ASSIGNED TASK
Each record must be printed exactly as given.

DATA
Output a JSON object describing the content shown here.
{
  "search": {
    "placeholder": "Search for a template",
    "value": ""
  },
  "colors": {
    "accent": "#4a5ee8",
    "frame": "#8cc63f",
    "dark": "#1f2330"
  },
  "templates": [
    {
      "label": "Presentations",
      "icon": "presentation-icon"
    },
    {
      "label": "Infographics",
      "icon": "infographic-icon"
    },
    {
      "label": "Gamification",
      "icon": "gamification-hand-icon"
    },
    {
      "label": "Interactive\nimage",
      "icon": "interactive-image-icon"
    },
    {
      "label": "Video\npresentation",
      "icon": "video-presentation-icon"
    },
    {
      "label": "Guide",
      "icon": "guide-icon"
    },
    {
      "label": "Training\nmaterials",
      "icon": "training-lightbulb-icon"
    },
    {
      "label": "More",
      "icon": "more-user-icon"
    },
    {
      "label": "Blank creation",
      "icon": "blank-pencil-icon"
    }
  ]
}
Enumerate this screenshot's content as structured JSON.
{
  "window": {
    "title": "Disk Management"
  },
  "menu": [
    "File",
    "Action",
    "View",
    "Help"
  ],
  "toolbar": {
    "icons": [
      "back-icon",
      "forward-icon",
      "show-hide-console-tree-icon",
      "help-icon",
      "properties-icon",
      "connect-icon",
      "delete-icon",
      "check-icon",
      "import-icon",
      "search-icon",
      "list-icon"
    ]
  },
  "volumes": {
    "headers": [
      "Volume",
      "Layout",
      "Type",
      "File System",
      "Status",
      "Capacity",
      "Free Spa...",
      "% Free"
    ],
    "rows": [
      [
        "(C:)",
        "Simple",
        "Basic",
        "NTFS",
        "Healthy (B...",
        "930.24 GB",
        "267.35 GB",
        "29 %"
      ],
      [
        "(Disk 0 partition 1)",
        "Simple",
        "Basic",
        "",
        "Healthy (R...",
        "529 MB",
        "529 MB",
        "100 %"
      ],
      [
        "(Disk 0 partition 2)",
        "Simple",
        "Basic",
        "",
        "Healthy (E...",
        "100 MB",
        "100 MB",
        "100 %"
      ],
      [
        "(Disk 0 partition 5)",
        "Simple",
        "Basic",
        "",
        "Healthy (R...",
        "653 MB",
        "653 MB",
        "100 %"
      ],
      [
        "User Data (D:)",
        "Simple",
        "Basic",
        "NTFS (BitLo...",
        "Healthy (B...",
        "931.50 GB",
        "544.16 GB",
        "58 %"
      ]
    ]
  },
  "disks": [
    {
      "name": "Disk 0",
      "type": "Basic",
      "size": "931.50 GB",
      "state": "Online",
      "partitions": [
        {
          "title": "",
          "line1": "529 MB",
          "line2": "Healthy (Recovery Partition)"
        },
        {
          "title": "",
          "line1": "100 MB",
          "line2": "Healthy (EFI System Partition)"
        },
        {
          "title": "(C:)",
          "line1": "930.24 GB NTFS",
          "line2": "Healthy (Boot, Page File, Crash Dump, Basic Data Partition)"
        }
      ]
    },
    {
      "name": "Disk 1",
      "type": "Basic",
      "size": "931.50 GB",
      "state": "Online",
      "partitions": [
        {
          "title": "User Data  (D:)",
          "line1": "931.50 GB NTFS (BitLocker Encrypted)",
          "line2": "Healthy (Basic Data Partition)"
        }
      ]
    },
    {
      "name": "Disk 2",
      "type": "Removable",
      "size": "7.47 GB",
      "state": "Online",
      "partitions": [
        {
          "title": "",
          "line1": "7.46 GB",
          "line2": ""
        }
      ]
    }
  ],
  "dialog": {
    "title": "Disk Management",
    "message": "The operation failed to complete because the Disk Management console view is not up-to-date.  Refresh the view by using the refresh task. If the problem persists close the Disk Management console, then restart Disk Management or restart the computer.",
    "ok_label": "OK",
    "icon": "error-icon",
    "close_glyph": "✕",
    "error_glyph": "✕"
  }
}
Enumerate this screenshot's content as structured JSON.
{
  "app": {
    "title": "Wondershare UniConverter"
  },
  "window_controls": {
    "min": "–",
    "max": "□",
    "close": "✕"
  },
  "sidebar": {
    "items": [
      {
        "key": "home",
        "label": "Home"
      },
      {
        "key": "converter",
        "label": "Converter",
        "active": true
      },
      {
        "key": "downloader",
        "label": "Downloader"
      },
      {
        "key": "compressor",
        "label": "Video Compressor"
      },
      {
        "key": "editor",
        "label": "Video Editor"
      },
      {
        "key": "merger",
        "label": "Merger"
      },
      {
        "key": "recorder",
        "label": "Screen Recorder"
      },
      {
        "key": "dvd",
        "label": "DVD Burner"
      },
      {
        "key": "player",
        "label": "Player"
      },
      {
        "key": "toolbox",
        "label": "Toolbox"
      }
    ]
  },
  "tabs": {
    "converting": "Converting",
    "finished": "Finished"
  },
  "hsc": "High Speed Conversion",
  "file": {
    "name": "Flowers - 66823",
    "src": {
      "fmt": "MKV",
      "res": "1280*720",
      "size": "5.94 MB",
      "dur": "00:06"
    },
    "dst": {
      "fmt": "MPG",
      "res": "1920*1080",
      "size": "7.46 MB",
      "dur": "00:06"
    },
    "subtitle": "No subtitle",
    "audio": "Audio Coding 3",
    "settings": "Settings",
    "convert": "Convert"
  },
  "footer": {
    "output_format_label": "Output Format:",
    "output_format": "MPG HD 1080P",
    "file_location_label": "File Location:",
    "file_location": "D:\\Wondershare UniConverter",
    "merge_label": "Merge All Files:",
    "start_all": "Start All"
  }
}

ANSWER SPACE
Output a JSON object describing the content shown here.
{
  "search": {
    "placeholder": "Search for a template",
    "value": ""
  },
  "colors": {
    "accent": "#4a5ee8",
    "frame": "#8cc63f",
    "dark": "#1f2330"
  },
  "templates": [
    {
      "label": "Presentations",
      "icon": "presentation-icon"
    },
    {
      "label": "Infographics",
      "icon": "infographic-icon"
    },
    {
      "label": "Gamification",
      "icon": "gamification-hand-icon"
    },
    {
      "label": "Interactive\nimage",
      "icon": "interactive-image-icon"
    },
    {
      "label": "Video\npresentation",
      "icon": "video-presentation-icon"
    },
    {
      "label": "Guide",
      "icon": "guide-icon"
    },
    {
      "label": "Training\nmaterials",
      "icon": "training-lightbulb-icon"
    },
    {
      "label": "More",
      "icon": "more-user-icon"
    },
    {
      "label": "Blank creation",
      "icon": "blank-pencil-icon"
    }
  ]
}
Enumerate this screenshot's content as structured JSON.
{
  "window": {
    "title": "Disk Management"
  },
  "menu": [
    "File",
    "Action",
    "View",
    "Help"
  ],
  "toolbar": {
    "icons": [
      "back-icon",
      "forward-icon",
      "show-hide-console-tree-icon",
      "help-icon",
      "properties-icon",
      "connect-icon",
      "delete-icon",
      "check-icon",
      "import-icon",
      "search-icon",
      "list-icon"
    ]
  },
  "volumes": {
    "headers": [
      "Volume",
      "Layout",
      "Type",
      "File System",
      "Status",
      "Capacity",
      "Free Spa...",
      "% Free"
    ],
    "rows": [
      [
        "(C:)",
        "Simple",
        "Basic",
        "NTFS",
        "Healthy (B...",
        "930.24 GB",
        "267.35 GB",
        "29 %"
      ],
      [
        "(Disk 0 partition 1)",
        "Simple",
        "Basic",
        "",
        "Healthy (R...",
        "529 MB",
        "529 MB",
        "100 %"
      ],
      [
        "(Disk 0 partition 2)",
        "Simple",
        "Basic",
        "",
        "Healthy (E...",
        "100 MB",
        "100 MB",
        "100 %"
      ],
      [
        "(Disk 0 partition 5)",
        "Simple",
        "Basic",
        "",
        "Healthy (R...",
        "653 MB",
        "653 MB",
        "100 %"
      ],
      [
        "User Data (D:)",
        "Simple",
        "Basic",
        "NTFS (BitLo...",
        "Healthy (B...",
        "931.50 GB",
        "544.16 GB",
        "58 %"
      ]
    ]
  },
  "disks": [
    {
      "name": "Disk 0",
      "type": "Basic",
      "size": "931.50 GB",
      "state": "Online",
      "partitions": [
        {
          "title": "",
          "line1": "529 MB",
          "line2": "Healthy (Recovery Partition)"
        },
        {
          "title": "",
          "line1": "100 MB",
          "line2": "Healthy (EFI System Partition)"
        },
        {
          "title": "(C:)",
          "line1": "930.24 GB NTFS",
          "line2": "Healthy (Boot, Page File, Crash Dump, Basic Data Partition)"
        }
      ]
    },
    {
      "name": "Disk 1",
      "type": "Basic",
      "size": "931.50 GB",
      "state": "Online",
      "partitions": [
        {
          "title": "User Data  (D:)",
          "line1": "931.50 GB NTFS (BitLocker Encrypted)",
          "line2": "Healthy (Basic Data Partition)"
        }
      ]
    },
    {
      "name": "Disk 2",
      "type": "Removable",
      "size": "7.47 GB",
      "state": "Online",
      "partitions": [
        {
          "title": "",
          "line1": "7.46 GB",
          "line2": ""
        }
      ]
    }
  ],
  "dialog": {
    "title": "Disk Management",
    "message": "The operation failed to complete because the Disk Management console view is not up-to-date.  Refresh the view by using the refresh task. If the problem persists close the Disk Management console, then restart Disk Management or restart the computer.",
    "ok_label": "OK",
    "icon": "error-icon",
    "close_glyph": "✕",
    "error_glyph": "✕"
  }
}
Enumerate this screenshot's content as structured JSON.
{
  "app": {
    "title": "Wondershare UniConverter"
  },
  "window_controls": {
    "min": "–",
    "max": "□",
    "close": "✕"
  },
  "sidebar": {
    "items": [
      {
        "key": "home",
        "label": "Home"
      },
      {
        "key": "converter",
        "label": "Converter",
        "active": true
      },
      {
        "key": "downloader",
        "label": "Downloader"
      },
      {
        "key": "compressor",
        "label": "Video Compressor"
      },
      {
        "key": "editor",
        "label": "Video Editor"
      },
      {
        "key": "merger",
        "label": "Merger"
      },
      {
        "key": "recorder",
        "label": "Screen Recorder"
      },
      {
        "key": "dvd",
        "label": "DVD Burner"
      },
      {
        "key": "player",
        "label": "Player"
      },
      {
        "key": "toolbox",
        "label": "Toolbox"
      }
    ]
  },
  "tabs": {
    "converting": "Converting",
    "finished": "Finished"
  },
  "hsc": "High Speed Conversion",
  "file": {
    "name": "Flowers - 66823",
    "src": {
      "fmt": "MKV",
      "res": "1280*720",
      "size": "5.94 MB",
      "dur": "00:06"
    },
    "dst": {
      "fmt": "MPG",
      "res": "1920*1080",
      "size": "7.46 MB",
      "dur": "00:06"
    },
    "subtitle": "No subtitle",
    "audio": "Audio Coding 3",
    "settings": "Settings",
    "convert": "Convert"
  },
  "footer": {
    "output_format_label": "Output Format:",
    "output_format": "MPG HD 1080P",
    "file_location_label": "File Location:",
    "file_location": "D:\\Wondershare UniConverter",
    "merge_label": "Merge All Files:",
    "start_all": "Start All"
  }
}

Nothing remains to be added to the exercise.